By Astrid Weyermüller
“CEC believes in reconciliation, reconciliation between different political systems, and between estranged cultures. And today this includes the complexity and opportunity not only of an ecumenical Europe, but also an interreligious Europe and others of faiths and yet others of no overt faith,” says the president of CEC, Rt Rev. Christopher Hill. Novi Sad, the venue of the 2018 CEC General Assembly, witnessed just that during a peace prayer held on the Danube today. Commemoration, forgiveness, and hope were at the focus of this prayer.
Peace prayer on the Danube
A procession of delegates and participants started at the memorial commemorating the victims of the raid on Novi Sad in January 1942 during World War II. Hungarian armed forces occupying the region killed 1,246 civilians of the city, mainly Serbs and Jews, throwing their bodies into the Danube.
The procession then passed underneath Varadinski Bridge and ended at the newly constructed Žeželj Bridge. Both bridges were destroyed during the 1999 NATO bombing of Yugoslavia. While the present Varadinski Bridge was reconstructed in 2000, the newly constructed Žeželj Bridge was only opened earlier this year.

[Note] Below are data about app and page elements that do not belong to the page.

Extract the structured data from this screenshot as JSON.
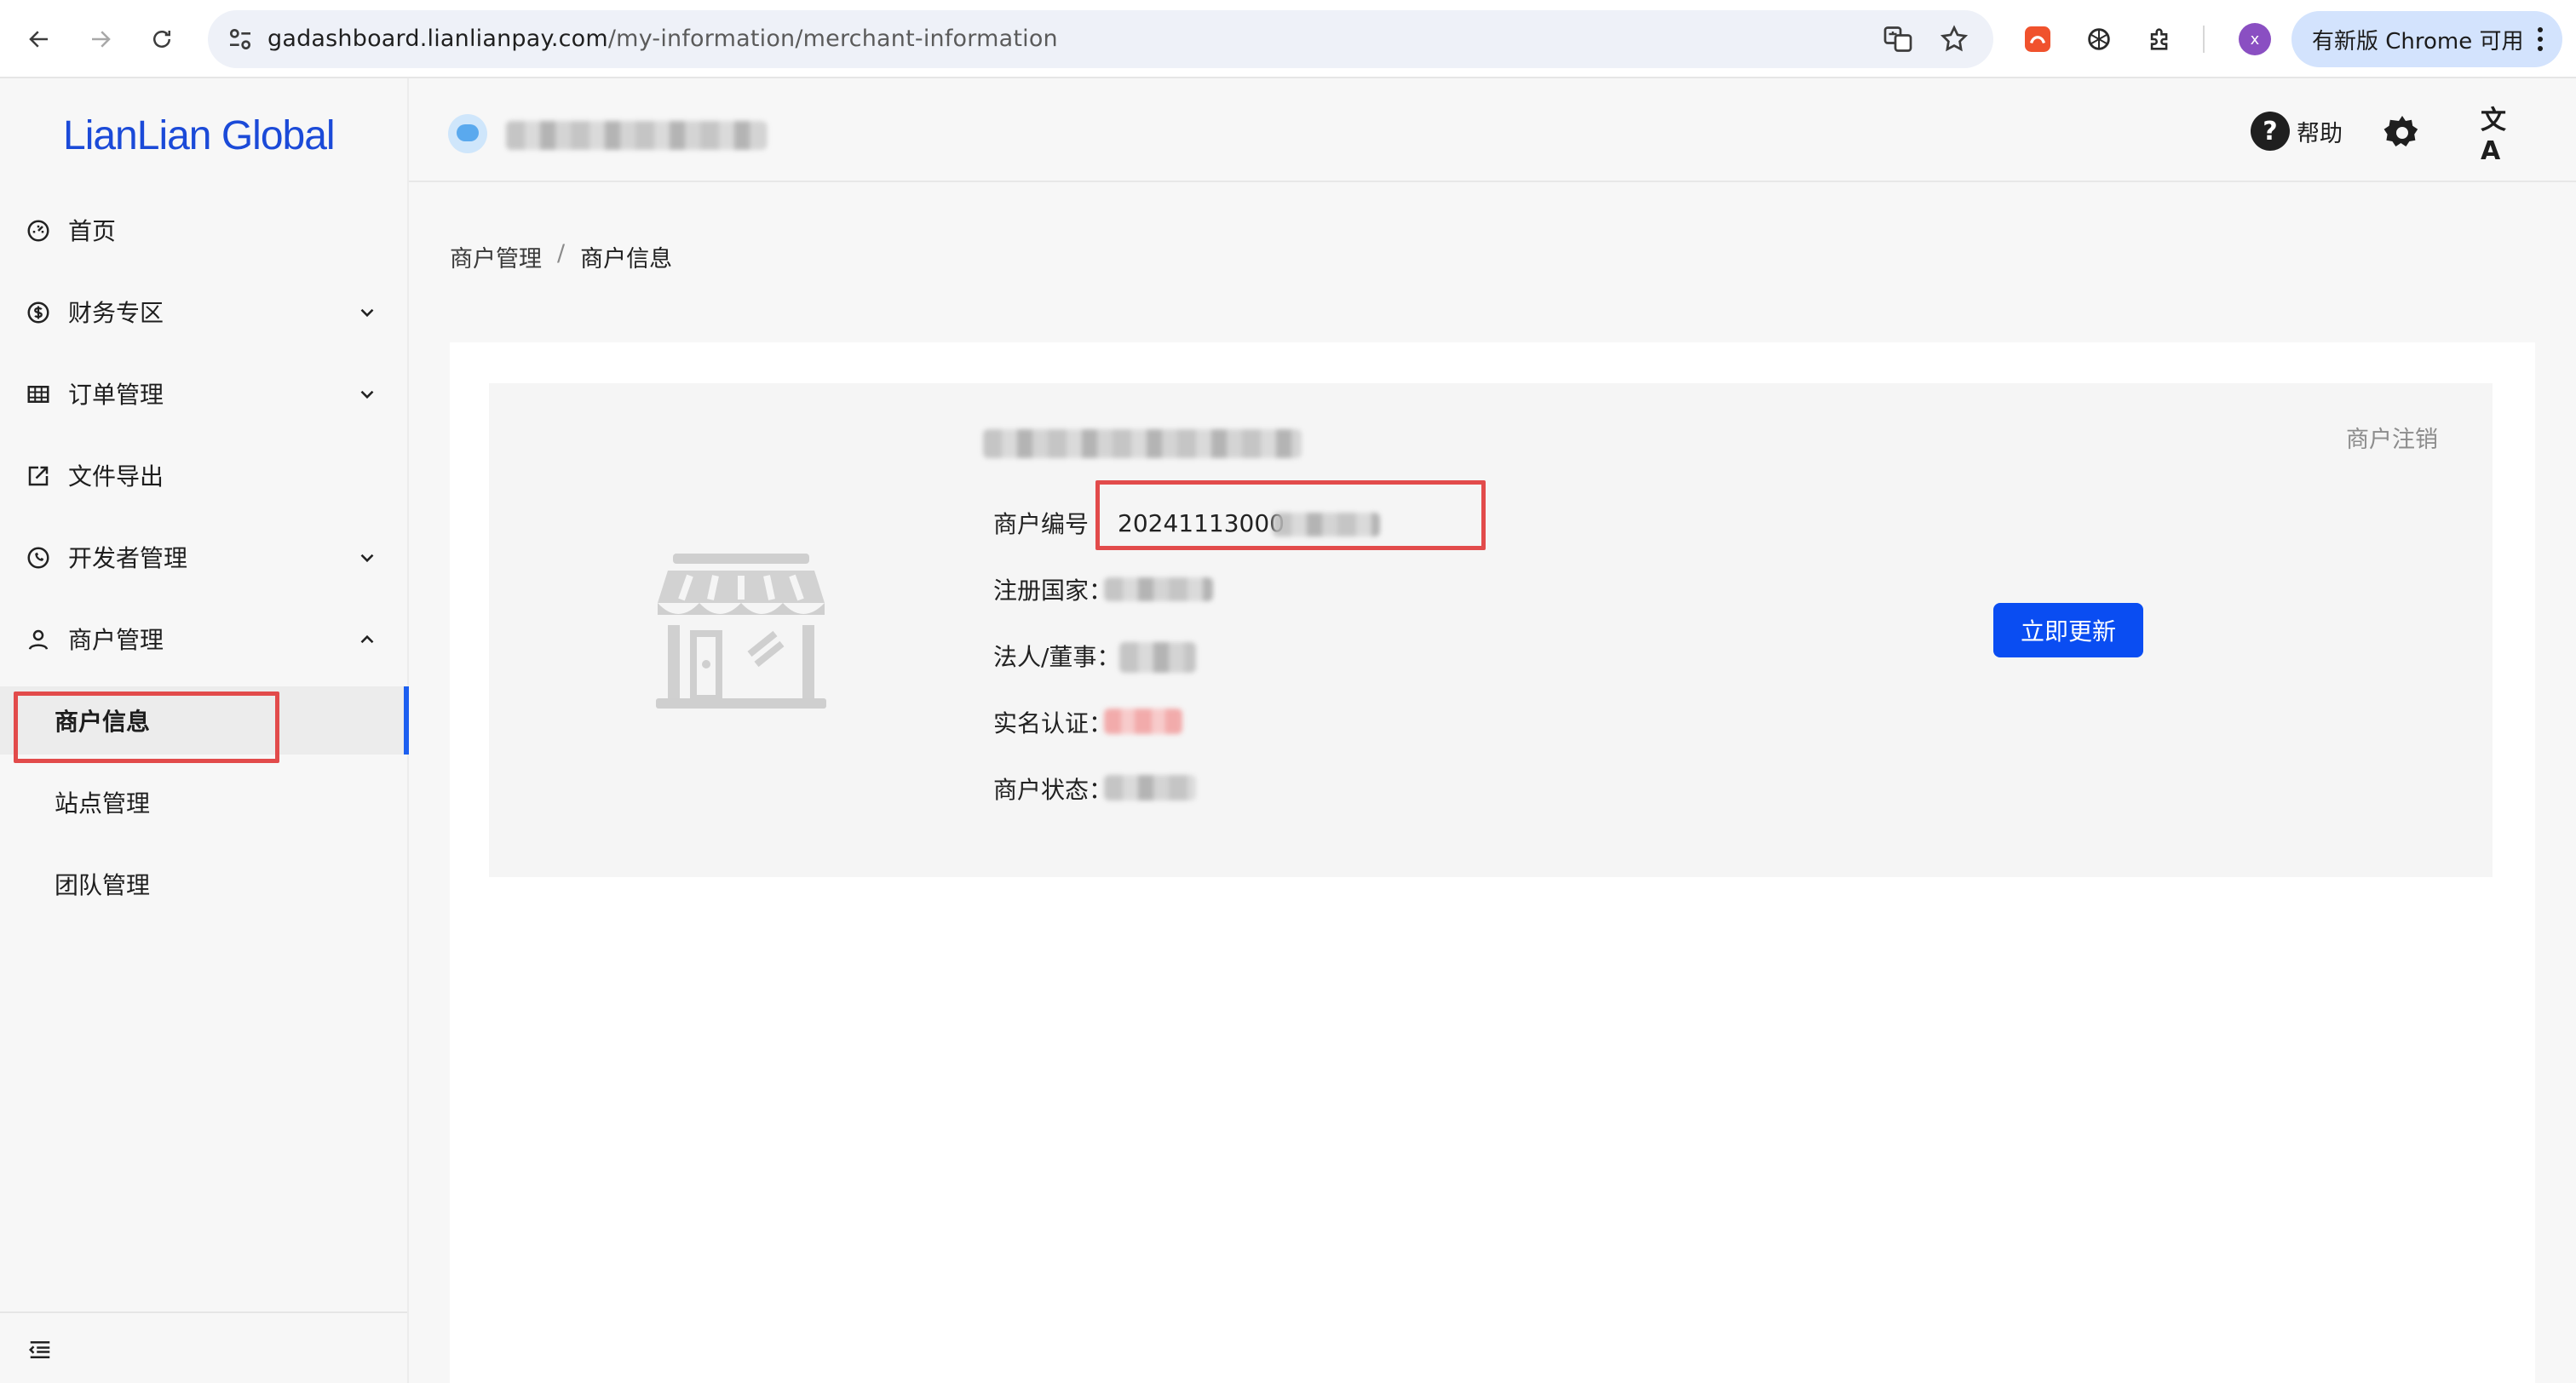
{
  "browser": {
    "url_host": "gadashboard.lianlianpay.com",
    "url_path": "/my-information/merchant-information",
    "update_label": "有新版 Chrome 可用",
    "profile_initial": "x"
  },
  "sidebar": {
    "logo": "LianLian Global",
    "items": [
      {
        "label": "首页",
        "icon": "dashboard-icon"
      },
      {
        "label": "财务专区",
        "icon": "dollar-icon"
      },
      {
        "label": "订单管理",
        "icon": "table-icon"
      },
      {
        "label": "文件导出",
        "icon": "export-icon"
      },
      {
        "label": "开发者管理",
        "icon": "phone-circle-icon"
      },
      {
        "label": "商户管理",
        "icon": "user-icon"
      }
    ],
    "sub_items": [
      {
        "label": "商户信息",
        "active": true
      },
      {
        "label": "站点管理"
      },
      {
        "label": "团队管理"
      }
    ]
  },
  "header": {
    "help_label": "帮助",
    "help_symbol": "?",
    "translate_symbol": "文A"
  },
  "breadcrumb": {
    "parent": "商户管理",
    "separator": "/",
    "current": "商户信息"
  },
  "merchant": {
    "cancel_label": "商户注销",
    "update_button": "立即更新",
    "fields": {
      "id_label": "商户编号",
      "id_value": "20241113000",
      "country_label": "注册国家：",
      "legal_label": "法人/董事：",
      "verify_label": "实名认证：",
      "status_label": "商户状态："
    }
  },
  "colors": {
    "brand": "#1b4ad8",
    "primary_button": "#0a4df2",
    "highlight": "#e24b4b",
    "active_bar": "#1c5ff0"
  }
}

Commemorating all those who suffered from violence and atrocities, the archivist of Novi Sad Petr Djurdjev presented the history of the site on the riverbank.
During intercessions the CEC delegates took this up with the following words: “We pray for those who have been forgotten and remain excluded in our world today that justice may flow down like a mighty stream. For peoples divided, that we may have the courage to ask for forgiveness and so be reconciled for the injustice we cause and the harm we do. For the people and land of Serbia who have known war and injustice in recent years, who, in this place, remember past atrocity.”

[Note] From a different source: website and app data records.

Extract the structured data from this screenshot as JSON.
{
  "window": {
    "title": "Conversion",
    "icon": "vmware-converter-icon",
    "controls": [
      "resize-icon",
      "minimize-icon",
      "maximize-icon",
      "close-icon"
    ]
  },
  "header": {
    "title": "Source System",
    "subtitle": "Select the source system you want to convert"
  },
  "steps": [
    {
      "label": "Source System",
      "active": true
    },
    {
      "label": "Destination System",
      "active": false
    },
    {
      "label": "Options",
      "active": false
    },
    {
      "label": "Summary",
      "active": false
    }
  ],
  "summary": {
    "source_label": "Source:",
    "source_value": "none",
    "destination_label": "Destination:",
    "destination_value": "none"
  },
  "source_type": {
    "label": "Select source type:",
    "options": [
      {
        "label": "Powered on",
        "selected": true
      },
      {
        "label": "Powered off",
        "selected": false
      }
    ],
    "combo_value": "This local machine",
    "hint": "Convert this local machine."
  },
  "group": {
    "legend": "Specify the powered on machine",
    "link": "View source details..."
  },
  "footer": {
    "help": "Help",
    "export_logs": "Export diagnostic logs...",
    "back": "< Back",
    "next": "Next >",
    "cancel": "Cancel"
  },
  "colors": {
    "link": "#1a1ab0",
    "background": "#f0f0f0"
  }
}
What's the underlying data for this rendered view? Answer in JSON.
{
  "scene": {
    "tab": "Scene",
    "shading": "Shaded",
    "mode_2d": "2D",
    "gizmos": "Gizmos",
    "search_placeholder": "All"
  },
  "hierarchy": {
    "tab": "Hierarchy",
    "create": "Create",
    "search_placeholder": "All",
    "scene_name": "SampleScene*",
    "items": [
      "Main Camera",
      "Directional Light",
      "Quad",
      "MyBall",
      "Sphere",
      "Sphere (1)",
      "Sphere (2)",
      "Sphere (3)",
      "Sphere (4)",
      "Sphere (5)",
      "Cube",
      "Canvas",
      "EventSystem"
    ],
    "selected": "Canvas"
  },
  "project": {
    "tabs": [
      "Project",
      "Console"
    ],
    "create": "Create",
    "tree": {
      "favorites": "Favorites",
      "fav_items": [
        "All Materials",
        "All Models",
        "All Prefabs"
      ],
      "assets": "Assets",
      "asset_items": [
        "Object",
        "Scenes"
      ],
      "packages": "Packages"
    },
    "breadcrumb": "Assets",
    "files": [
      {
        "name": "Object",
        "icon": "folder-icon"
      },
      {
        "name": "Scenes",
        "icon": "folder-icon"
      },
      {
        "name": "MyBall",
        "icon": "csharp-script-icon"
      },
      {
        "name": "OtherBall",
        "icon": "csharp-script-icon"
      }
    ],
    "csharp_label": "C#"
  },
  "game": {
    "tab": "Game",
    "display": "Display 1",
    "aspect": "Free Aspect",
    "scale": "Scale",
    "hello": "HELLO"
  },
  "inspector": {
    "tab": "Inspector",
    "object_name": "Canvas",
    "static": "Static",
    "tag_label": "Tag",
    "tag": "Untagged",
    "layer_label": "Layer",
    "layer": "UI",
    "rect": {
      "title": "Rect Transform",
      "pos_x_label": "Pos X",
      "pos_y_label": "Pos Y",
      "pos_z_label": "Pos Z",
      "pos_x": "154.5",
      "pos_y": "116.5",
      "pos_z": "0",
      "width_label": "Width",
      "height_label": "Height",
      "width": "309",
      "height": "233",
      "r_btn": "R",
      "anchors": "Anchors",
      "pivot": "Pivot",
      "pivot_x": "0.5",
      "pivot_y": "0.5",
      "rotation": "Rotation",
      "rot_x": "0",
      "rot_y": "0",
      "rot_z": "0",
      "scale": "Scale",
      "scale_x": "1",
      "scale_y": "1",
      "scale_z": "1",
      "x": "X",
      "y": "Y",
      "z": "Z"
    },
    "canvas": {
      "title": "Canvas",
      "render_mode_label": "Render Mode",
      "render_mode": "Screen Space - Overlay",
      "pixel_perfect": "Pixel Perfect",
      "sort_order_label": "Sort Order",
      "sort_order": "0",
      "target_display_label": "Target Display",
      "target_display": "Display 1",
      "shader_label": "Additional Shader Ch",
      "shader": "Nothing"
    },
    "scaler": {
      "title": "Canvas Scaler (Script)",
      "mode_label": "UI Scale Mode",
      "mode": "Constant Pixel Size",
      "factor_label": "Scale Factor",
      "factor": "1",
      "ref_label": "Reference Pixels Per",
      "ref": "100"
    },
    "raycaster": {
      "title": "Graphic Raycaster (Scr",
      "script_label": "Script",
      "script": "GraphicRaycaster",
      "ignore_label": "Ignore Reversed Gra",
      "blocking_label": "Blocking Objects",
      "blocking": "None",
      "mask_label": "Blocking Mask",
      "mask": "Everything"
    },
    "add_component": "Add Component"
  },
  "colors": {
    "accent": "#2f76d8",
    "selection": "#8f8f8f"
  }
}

Trees of righteousness
At the end of the procession four trees were planted near Žeželj Bridge as a sign of hope and reconciliation. CEC President Hill, Beate Fagerli (Church of Norway), Helen Kesete (Orthodox Church of Finland) and Archimandrite Agathangelos Siskos from the Ecumenical Patriarchate (Serbian Orthodox Church) each planted one tree.

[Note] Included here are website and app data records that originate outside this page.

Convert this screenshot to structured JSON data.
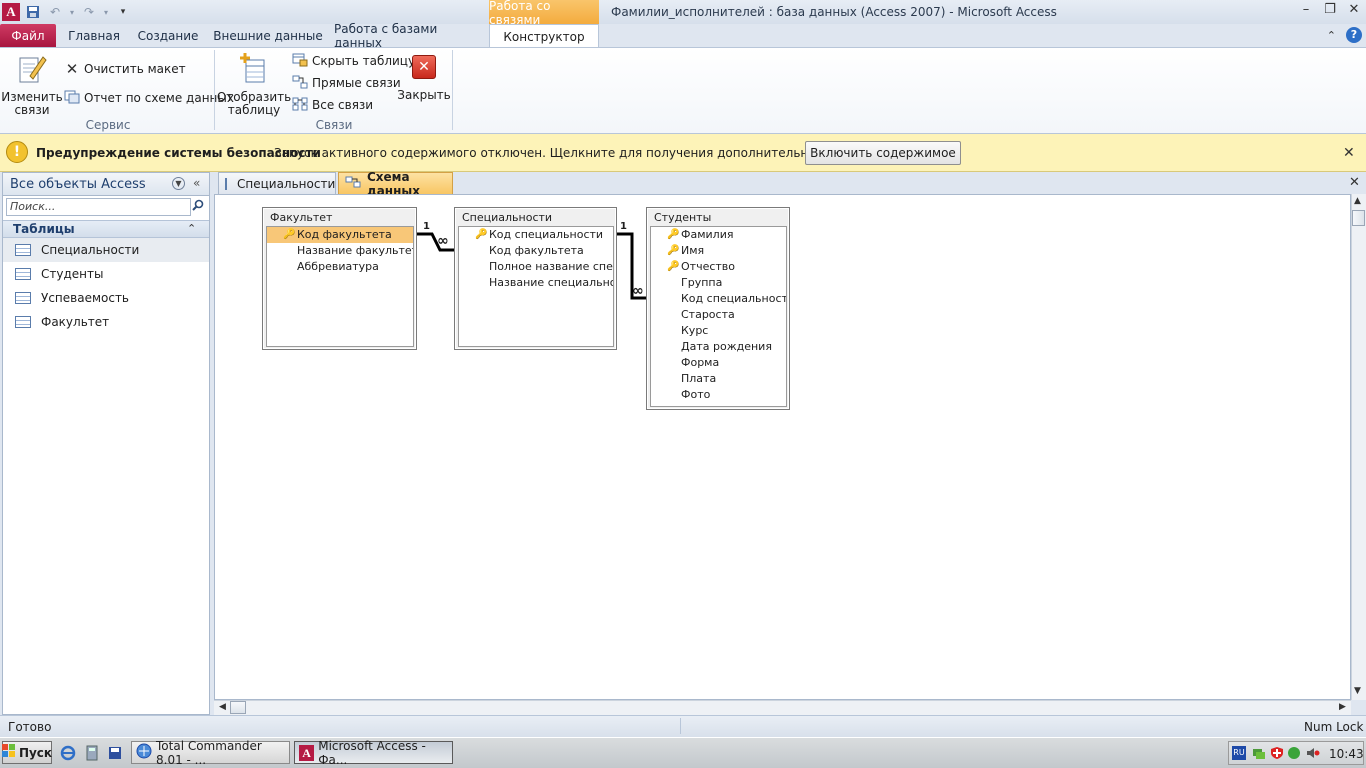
{
  "app": {
    "window_title": "Фамилии_исполнителей : база данных (Access 2007)  -  Microsoft Access",
    "contextual_group": "Работа со связями"
  },
  "ribbon_tabs": {
    "file": "Файл",
    "home": "Главная",
    "create": "Создание",
    "external": "Внешние данные",
    "dbtools": "Работа с базами данных",
    "design": "Конструктор"
  },
  "ribbon": {
    "edit_relationships_l1": "Изменить",
    "edit_relationships_l2": "связи",
    "clear_layout": "Очистить макет",
    "relationship_report": "Отчет по схеме данных",
    "group_service": "Сервис",
    "show_table_l1": "Отобразить",
    "show_table_l2": "таблицу",
    "hide_table": "Скрыть таблицу",
    "direct_relationships": "Прямые связи",
    "all_relationships": "Все связи",
    "close": "Закрыть",
    "group_relationships": "Связи"
  },
  "security": {
    "title": "Предупреждение системы безопасности",
    "message": "Запуск активного содержимого отключен. Щелкните для получения дополнительных сведений.",
    "enable_button": "Включить содержимое"
  },
  "nav": {
    "title": "Все объекты Access",
    "search_placeholder": "Поиск...",
    "group": "Таблицы",
    "items": [
      "Специальности",
      "Студенты",
      "Успеваемость",
      "Факультет"
    ]
  },
  "doc_tabs": [
    "Специальности",
    "Схема данных"
  ],
  "tables": {
    "faculty": {
      "title": "Факультет",
      "fields": [
        "Код факультета",
        "Название факультета",
        "Аббревиатура"
      ]
    },
    "specialty": {
      "title": "Специальности",
      "fields": [
        "Код специальности",
        "Код факультета",
        "Полное название специальности",
        "Название специальности"
      ]
    },
    "students": {
      "title": "Студенты",
      "fields": [
        "Фамилия",
        "Имя",
        "Отчество",
        "Группа",
        "Код специальности",
        "Староста",
        "Курс",
        "Дата рождения",
        "Форма",
        "Плата",
        "Фото"
      ]
    }
  },
  "relations": {
    "one": "1",
    "many": "∞"
  },
  "status": {
    "text": "Готово",
    "numlock": "Num Lock"
  },
  "taskbar": {
    "start": "Пуск",
    "task1": "Total Commander 8.01 - ...",
    "task2": "Microsoft Access - Фа...",
    "lang": "RU",
    "clock": "10:43"
  }
}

They will remain as a reminder of the words of prayer spoken earlier: “Like a great river, you nourish all, enabling us to become fertile ground, to become trees of righteousness, offering shade and bearing fruit. The fruits of the Spirt are love, joy, peace, patience, kindness, goodness, faithfulness, gentleness, and self-control.”